High-altitude areas particularly the US intermountain states have increased rates of suicide and depression, suggests a review of research evidence in the Harvard Review of Psychiatry. The journal is published by Wolters Kluwer.
The increased suicide rates might be explained by blood oxygen levels due to low atmospheric pressure, according to the article by Brent Michael Kious, MD, PhD, of University of Utah, Salt Lake City, and colleagues. Pending further research, the evidence may point to possible treatments to reduce the effects of low blood oxygen on mood and suicidal thoughts.
Altitude linked to variations in suicide rate further study of mechanisms needed
The researchers reviewed and analyzed previous evidence linking higher altitude of residence to increased risk of suicide and depression, and considered possible explanations for these associations. "There are significant regional variations in the rates of major depressive disorder and suicide in the United States, suggesting that sociodemographic and environmental conditions contribute," Dr. Kious and coauthors write.
They analyzed 12 studies, most performed in the United States, including population-based data on the relationship between suicide or depression and altitude. While the studies used varying methods, most reported that higher-altitude areas had increased rates of depression and suicide. In general, the correlation was stronger for suicide than for depression.

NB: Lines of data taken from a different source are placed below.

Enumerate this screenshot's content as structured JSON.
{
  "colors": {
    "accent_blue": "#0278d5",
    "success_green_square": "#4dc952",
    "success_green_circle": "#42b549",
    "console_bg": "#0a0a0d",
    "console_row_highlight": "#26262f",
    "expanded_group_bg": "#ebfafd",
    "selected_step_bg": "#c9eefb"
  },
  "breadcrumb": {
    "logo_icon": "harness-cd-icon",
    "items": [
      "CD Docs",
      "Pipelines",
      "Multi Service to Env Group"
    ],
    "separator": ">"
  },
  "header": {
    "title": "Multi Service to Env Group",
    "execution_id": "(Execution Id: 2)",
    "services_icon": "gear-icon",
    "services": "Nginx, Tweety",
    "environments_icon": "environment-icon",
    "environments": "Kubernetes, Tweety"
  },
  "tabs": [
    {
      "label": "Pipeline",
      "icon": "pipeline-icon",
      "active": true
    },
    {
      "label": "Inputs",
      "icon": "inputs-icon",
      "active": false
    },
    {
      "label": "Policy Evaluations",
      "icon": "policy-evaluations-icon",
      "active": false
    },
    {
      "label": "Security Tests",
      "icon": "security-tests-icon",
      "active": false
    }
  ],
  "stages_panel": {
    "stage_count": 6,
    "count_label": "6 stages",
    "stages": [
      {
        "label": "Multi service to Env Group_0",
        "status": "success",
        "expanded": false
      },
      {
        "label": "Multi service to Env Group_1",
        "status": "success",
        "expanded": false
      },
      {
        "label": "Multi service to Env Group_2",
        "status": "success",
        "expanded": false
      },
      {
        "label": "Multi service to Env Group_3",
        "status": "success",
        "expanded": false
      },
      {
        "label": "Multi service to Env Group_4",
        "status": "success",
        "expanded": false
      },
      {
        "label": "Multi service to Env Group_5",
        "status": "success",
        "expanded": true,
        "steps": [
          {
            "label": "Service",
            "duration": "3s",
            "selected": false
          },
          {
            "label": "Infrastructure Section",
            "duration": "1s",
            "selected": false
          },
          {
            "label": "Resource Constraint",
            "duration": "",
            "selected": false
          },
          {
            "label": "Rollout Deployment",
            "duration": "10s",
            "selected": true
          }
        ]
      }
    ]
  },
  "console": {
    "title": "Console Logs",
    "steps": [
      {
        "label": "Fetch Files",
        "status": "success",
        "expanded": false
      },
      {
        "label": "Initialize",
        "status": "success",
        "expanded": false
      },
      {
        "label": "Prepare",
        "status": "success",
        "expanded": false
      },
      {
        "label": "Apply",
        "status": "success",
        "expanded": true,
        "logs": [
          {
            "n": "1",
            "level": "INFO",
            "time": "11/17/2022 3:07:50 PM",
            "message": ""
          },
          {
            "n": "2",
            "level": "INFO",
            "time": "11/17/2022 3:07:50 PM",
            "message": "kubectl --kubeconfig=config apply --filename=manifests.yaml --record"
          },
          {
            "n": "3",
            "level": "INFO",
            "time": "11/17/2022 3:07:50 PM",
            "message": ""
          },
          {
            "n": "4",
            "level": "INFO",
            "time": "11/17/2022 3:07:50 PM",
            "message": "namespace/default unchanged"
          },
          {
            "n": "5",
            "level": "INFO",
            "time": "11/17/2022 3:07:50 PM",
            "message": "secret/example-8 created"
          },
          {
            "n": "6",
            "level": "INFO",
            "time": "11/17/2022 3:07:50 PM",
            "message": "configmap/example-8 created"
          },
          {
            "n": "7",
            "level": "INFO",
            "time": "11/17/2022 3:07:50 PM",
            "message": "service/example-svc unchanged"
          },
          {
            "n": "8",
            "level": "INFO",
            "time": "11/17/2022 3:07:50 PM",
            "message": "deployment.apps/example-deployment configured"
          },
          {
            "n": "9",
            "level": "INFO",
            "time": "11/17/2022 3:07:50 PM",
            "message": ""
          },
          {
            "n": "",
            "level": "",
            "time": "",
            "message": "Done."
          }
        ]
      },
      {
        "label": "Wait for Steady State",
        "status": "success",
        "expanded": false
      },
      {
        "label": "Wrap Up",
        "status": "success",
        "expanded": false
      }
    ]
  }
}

The highest suicide rates were clustered in the intermountain states: Arizona, Colorado, Idaho, Montana, Nevada, New Mexico, Utah, and Wyoming. (Alaska and Virginia also had high suicide rates.) In a 2014 study, the percentage of adults with "serious thoughts of suicide" ranged from 3.3 percent in Connecticut (average altitude 490 feet) to 4.9 percent in Utah (average altitude 6,100 feet).
Other key findings from previous research on altitude and suicide included:
- Populations living at higher altitudes had increased suicide rates despite having decreased rates of death from all causes. Rather than a steady increase, the studies suggested a "threshold effect": suicide rates increased dramatically at altitudes between about 2,000 and 3,000 feet.
- Suicide rates were more strongly associated with altitude than with firearm ownership. Other factors linked to suicide rate included increased poverty rate, lower income, and smaller population ratios of white and divorced women. However, the studies could not account for all factors potentially affecting variations in suicide, such as substance abuse rates and cultural differences.
- While more than 80 percent of US suicides occur in low-altitude areas, that's because most of the population lives near sea level. Adjusted for population distribution, suicide rates per 100,000 population were 17.7 at high altitude, 11.9 at middle altitude, and 4.8 at low altitude. Studies from some other countries, but not all, also reported increased suicide rates at higher altitudes.
Why would altitude affect suicide rates? Dr. Kious and coauthors suggest the answer might be "chronic hypobaric hypoxia": low blood oxygen related to low atmospheric pressure. That theory is supported by studies in animals and short-term studies in humans. The authors suggest two pathways by which hypobaric hypoxia might increase the risks of suicide and depression: by altering the metabolism of the neurotransmitter serotonin and/or through its effects on brain bioenergetics.
If borne out by future studies, these mechanisms suggest some possible treatments to mitigate the effects of altitude on depression and suicide risk: supplemental 5-hydroxytryptophan (a serotonin precursor) to increase serotonin levels, or creatinine to influence brain bioenergetics. Dr. Kious and colleagues identify several areas in need of further research, including the effects of prolonged exposure to altitude on both serotonin metabolism and brain bioenergetics.
About the Harvard Review of Psychiatry
The Harvard Review of Psychiatry is the authoritative source for scholarly reviews and perspectives on a diverse range of important topics in psychiatry. Founded by the Harvard Medical School Department of Psychiatry, the journal is peer reviewed and not industry sponsored. It is the property of Harvard University and is affiliated with all of the Departments of Psychiatry at the Harvard teaching hospitals. Articles encompass major issues in contemporary psychiatry, including neuroscience, epidemiology, psychopharmacology, psychotherapy, history of psychiatry, and ethics.